    So yes, I loved Nerve. I simply shared too many circumstantial nitty-grittys with the film for its obvious defects to register. This was not the case for my internet-savvy friends, who exited the theater mocking the movie. I could have joined them, but—though I did dress my earnest love for the film in irony—Nerve had taught me to hold my ground and be an individual. Part of claiming agency was deciding the terms of my own hipsterdom; coming up with highbrow excuses to enjoy low-culture garbage like Nerve checked that box. Looking at a text I sent our group chat proselytizing on the film’s behalf, I find the phrases “paper-snowflake chain of pure pixie-stick energy” and “fascinating internet-age subtext.” But spewing all that bullshit about this stupid movie had a grievous cost. I deleted all my social media right before beginning college, and it would have been too embarrassing to stop and ponder the influence Nerve held on my decision. Maybe it had none! But, because I didn’t consider the possibility, that’s something I have to spend hours of my life dealing with now.. 

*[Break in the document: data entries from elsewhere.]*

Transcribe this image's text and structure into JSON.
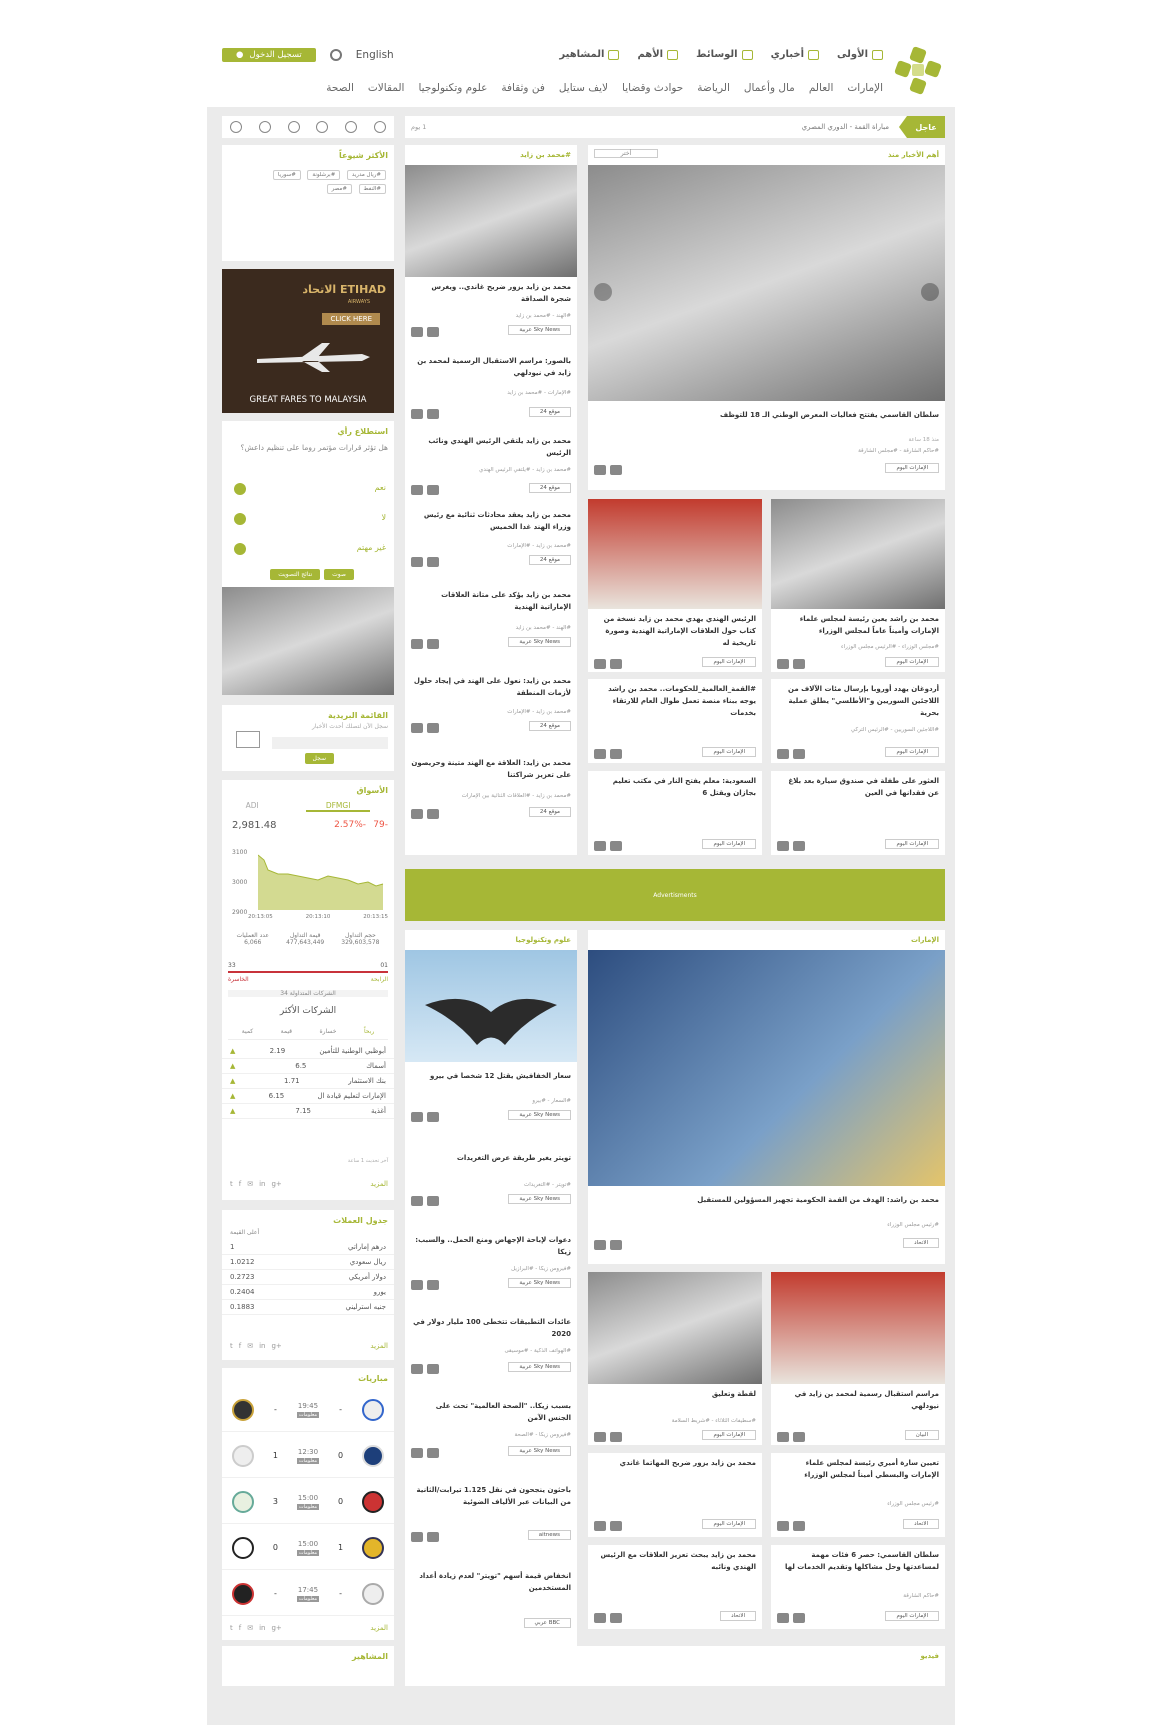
{
  "header": {
    "login_label": "تسجيل الدخول",
    "lang": "English",
    "main_nav": [
      "الأولى",
      "أخباري",
      "الوسائط",
      "الأهم",
      "المشاهير"
    ],
    "sec_nav": [
      "الإمارات",
      "العالم",
      "مال وأعمال",
      "الرياضة",
      "حوادث وقضايا",
      "لايف ستايل",
      "فن وثقافة",
      "علوم وتكنولوجيا",
      "المقالات",
      "الصحة"
    ]
  },
  "ticker": {
    "label": "عاجل",
    "text": "مباراة القمة - الدوري المصري",
    "time": "1 يوم"
  },
  "hero": {
    "section": "أهم الأخبار منذ",
    "filter": "أختر",
    "title": "سلطان القاسمي يفتتح فعاليات المعرض الوطني الـ 18 للتوظف",
    "meta": "منذ 18 ساعة",
    "tag": "#حاكم الشارقة - #مجلس الشارقة",
    "source": "الإمارات اليوم"
  },
  "mid_header": "#محمد بن زايد",
  "mid_cards": [
    {
      "title": "محمد بن زايد يزور ضريح غاندي.. ويغرس شجرة الصداقة",
      "tag": "#الهند - #محمد بن زايد",
      "source": "Sky News عربية"
    },
    {
      "title": "بالصور: مراسم الاستقبال الرسمية لمحمد بن زايد في نيودلهي",
      "tag": "#الإمارات - #محمد بن زايد",
      "source": "موقع 24"
    },
    {
      "title": "محمد بن زايد يلتقي الرئيس الهندي ونائب الرئيس",
      "tag": "#محمد بن زايد - #يلتقي الرئيس الهندي",
      "source": "موقع 24"
    },
    {
      "title": "محمد بن زايد يعقد محادثات ثنائية مع رئيس وزراء الهند غدا الخميس",
      "tag": "#محمد بن زايد - #الإمارات",
      "source": "موقع 24"
    },
    {
      "title": "محمد بن زايد يؤكد على متانة العلاقات الإماراتية الهندية",
      "tag": "#الهند - #محمد بن زايد",
      "source": "Sky News عربية"
    },
    {
      "title": "محمد بن زايد: نعول على الهند في إيجاد حلول لأزمات المنطقة",
      "tag": "#محمد بن زايد - #الإمارات",
      "source": "موقع 24"
    },
    {
      "title": "محمد بن زايد: العلاقة مع الهند متينة وحريصون على تعزيز شراكتنا",
      "tag": "#محمد بن زايد - #العلاقات الثنائية بين الإمارات",
      "source": "موقع 24"
    }
  ],
  "grid_cards": [
    {
      "title": "محمد بن راشد يعين رئيسة لمجلس علماء الإمارات وأميناً عاماً لمجلس الوزراء",
      "tag": "#مجلس الوزراء - #الرئيس مجلس الوزراء",
      "source": "الإمارات اليوم"
    },
    {
      "title": "الرئيس الهندي يهدي محمد بن زايد نسخة من كتاب حول العلاقات الإماراتية الهندية وصورة تاريخية له",
      "tag": "",
      "source": "الإمارات اليوم"
    },
    {
      "title": "أردوغان يهدد أوروبا بإرسال مئات الآلاف من اللاجئين السوريين و\"الأطلسي\" يطلق عملية بحرية",
      "tag": "#اللاجئين السوريين - #الرئيس التركي",
      "source": "الإمارات اليوم"
    },
    {
      "title": "#القمة_العالمية_للحكومات.. محمد بن راشد يوجه ببناء منصة تعمل طوال العام للارتقاء بخدمات",
      "tag": "",
      "source": "الإمارات اليوم"
    },
    {
      "title": "العثور على طفلة في صندوق سيارة بعد بلاغ عن فقدانها في العين",
      "tag": "",
      "source": "الإمارات اليوم"
    },
    {
      "title": "السعودية: معلم يفتح النار في مكتب تعليم بجازان ويقتل 6",
      "tag": "",
      "source": "الإمارات اليوم"
    }
  ],
  "ad_label": "Advertisments",
  "tech_header": "علوم وتكنولوجيا",
  "tech_cards": [
    {
      "title": "سعار الخفافيش يقتل 12 شخصا في بيرو",
      "tag": "#السعار - #بيرو",
      "source": "Sky News عربية"
    },
    {
      "title": "تويتر يغير طريقة عرض التغريدات",
      "tag": "#تويتر - #التغريدات",
      "source": "Sky News عربية"
    },
    {
      "title": "دعوات لإباحة الإجهاض ومنع الحمل.. والسبب: زيكا",
      "tag": "#فيروس زيكا - #البرازيل",
      "source": "Sky News عربية"
    },
    {
      "title": "عائدات التطبيقات تتخطى 100 مليار دولار في 2020",
      "tag": "#الهواتف الذكية - #موسيقى",
      "source": "Sky News عربية"
    },
    {
      "title": "بسبب زيكا.. \"الصحة العالمية\" تحث على الجنس الآمن",
      "tag": "#فيروس زيكا - #الصحة",
      "source": "Sky News عربية"
    },
    {
      "title": "باحثون ينجحون في نقل 1.125 تيرابت/الثانية من البيانات عبر الألياف الضوئية",
      "tag": "",
      "source": "aitnews"
    },
    {
      "title": "انخفاض قيمة أسهم \"تويتر\" لعدم زيادة أعداد المستخدمين",
      "tag": "",
      "source": "BBC عربي"
    }
  ],
  "uae_header": "الإمارات",
  "uae_hero": {
    "title": "محمد بن راشد: الهدف من القمة الحكومية تجهيز المسؤولين للمستقبل",
    "tag": "#رئيس مجلس الوزراء",
    "source": "الاتحاد"
  },
  "uae_cards": [
    {
      "title": "مراسم استقبال رسمية لمحمد بن زايد في نيودلهي",
      "tag": "",
      "source": "البيان"
    },
    {
      "title": "لقطة وتعليق",
      "tag": "#سطيفات الثلاثاء - #شريط السلامة",
      "source": "الإمارات اليوم"
    },
    {
      "title": "تعيين سارة أميري رئيسة لمجلس علماء الإمارات والبسطي أميناً لمجلس الوزراء",
      "tag": "#رئيس مجلس الوزراء",
      "source": "الاتحاد"
    },
    {
      "title": "محمد بن زايد يزور ضريح المهاتما غاندي",
      "tag": "",
      "source": "الإمارات اليوم"
    },
    {
      "title": "سلطان القاسمي: حصر 6 فئات مهمة لمساعدتها وحل مشاكلها وتقديم الخدمات لها",
      "tag": "#حاكم الشارقة",
      "source": "الإمارات اليوم"
    },
    {
      "title": "محمد بن زايد يبحث تعزيز العلاقات مع الرئيس الهندي ونائبه",
      "tag": "",
      "source": "الاتحاد"
    }
  ],
  "trending": {
    "title": "الأكثر شيوعاً",
    "tags": [
      "#ريال مدريد",
      "#برشلونة",
      "#سوريا",
      "#النفط",
      "#مصر"
    ]
  },
  "etihad": {
    "brand": "الاتحاد ETIHAD",
    "sub": "AIRWAYS",
    "cta": "CLICK HERE",
    "tagline": "GREAT FARES TO MALAYSIA"
  },
  "poll": {
    "title": "استطلاع رأي",
    "question": "هل تؤثر قرارات مؤتمر روما على تنظيم داعش؟",
    "options": [
      "نعم",
      "لا",
      "غير مهتم"
    ],
    "vote": "صوت",
    "results": "نتائج التصويت"
  },
  "newsletter": {
    "title": "القائمة البريدية",
    "hint": "سجل الآن لتصلك أحدث الأخبار",
    "button": "سجل"
  },
  "markets": {
    "title": "الأسواق",
    "tabs": [
      "DFMGI",
      "ADI"
    ],
    "value": "2,981.48",
    "change": "-79",
    "pct": "-2.57%",
    "ylabels": [
      "3100",
      "3000",
      "2900"
    ],
    "xlabels": [
      "20:13:05",
      "20:13:10",
      "20:13:15"
    ],
    "stats_labels": [
      "حجم التداول",
      "قيمة التداول",
      "عدد العمليات"
    ],
    "stats_values": [
      "329,603,578",
      "477,643,449",
      "6,066"
    ],
    "up": "01",
    "down": "33",
    "up_lbl": "الرابحة",
    "down_lbl": "الخاسرة",
    "traded": "الشركات المتداولة 34",
    "most": "الشركات الأكثر",
    "cols": [
      "ربحاً",
      "خسارة",
      "قيمة",
      "كمية"
    ],
    "rows": [
      [
        "أبوظبي الوطنية للتأمين",
        "2.19"
      ],
      [
        "أسماك",
        "6.5"
      ],
      [
        "بنك الاستثمار",
        "1.71"
      ],
      [
        "الإمارات لتعليم قيادة ال",
        "6.15"
      ],
      [
        "أغذية",
        "7.15"
      ]
    ],
    "updated": "آخر تحديث 1 ساعة",
    "more": "المزيد"
  },
  "currency": {
    "title": "جدول العملات",
    "col": "أعلى القيمة",
    "rows": [
      [
        "درهم إماراتي",
        "1"
      ],
      [
        "ريال سعودي",
        "1.0212"
      ],
      [
        "دولار أمريكي",
        "0.2723"
      ],
      [
        "يورو",
        "0.2404"
      ],
      [
        "جنيه استرليني",
        "0.1883"
      ]
    ],
    "more": "المزيد"
  },
  "matches": {
    "title": "مباريات",
    "rows": [
      [
        "-",
        "19:45",
        "-"
      ],
      [
        "1",
        "12:30",
        "0"
      ],
      [
        "3",
        "15:00",
        "0"
      ],
      [
        "0",
        "15:00",
        "1"
      ],
      [
        "-",
        "17:45",
        "-"
      ]
    ],
    "info": "معلومات",
    "more": "المزيد"
  },
  "celebs": "المشاهير",
  "video": "فيديو"
}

    Four years without social media was a mistake; I denied myself the internet’s obvious utility and never reaped the rewards of my imaginary escape. Arguably, I wasted even more time, as I was forced to rely on friends to send me photos of tweets, tell me about parties posted on Facebook, and inform me as to what TikTok was. When I started charting my course into the entertainment industry this year, the limits of my networking reach were stark; every alum I’ve talked to thus far has expressed horror at my lack of social media presence. They tell me to create a Facebook before I do anything else. And they’re right; I live in a digital world, and to deny this fact is pigheaded. From now on, I’m playing the game. I told you: Shit’s tough, man.

    I rewatched Nerve last night; no longer a teenage nerd, the terrible movie was embarrassingly obvious. Like, Machine Gun Kelly, my god. How could I ever have accepted that? There remains, however, one interesting subtextual loop-di-loop worth unraveling. For all its evils, digital media does liberate Vee; only after understanding herself as someone worth watching does she realize she has something to say (about the evils of digital media, sure, but bear with me). As I spend these last days of my college education struggling with my past, I’ll do well to remember I live in the present. Time to log on.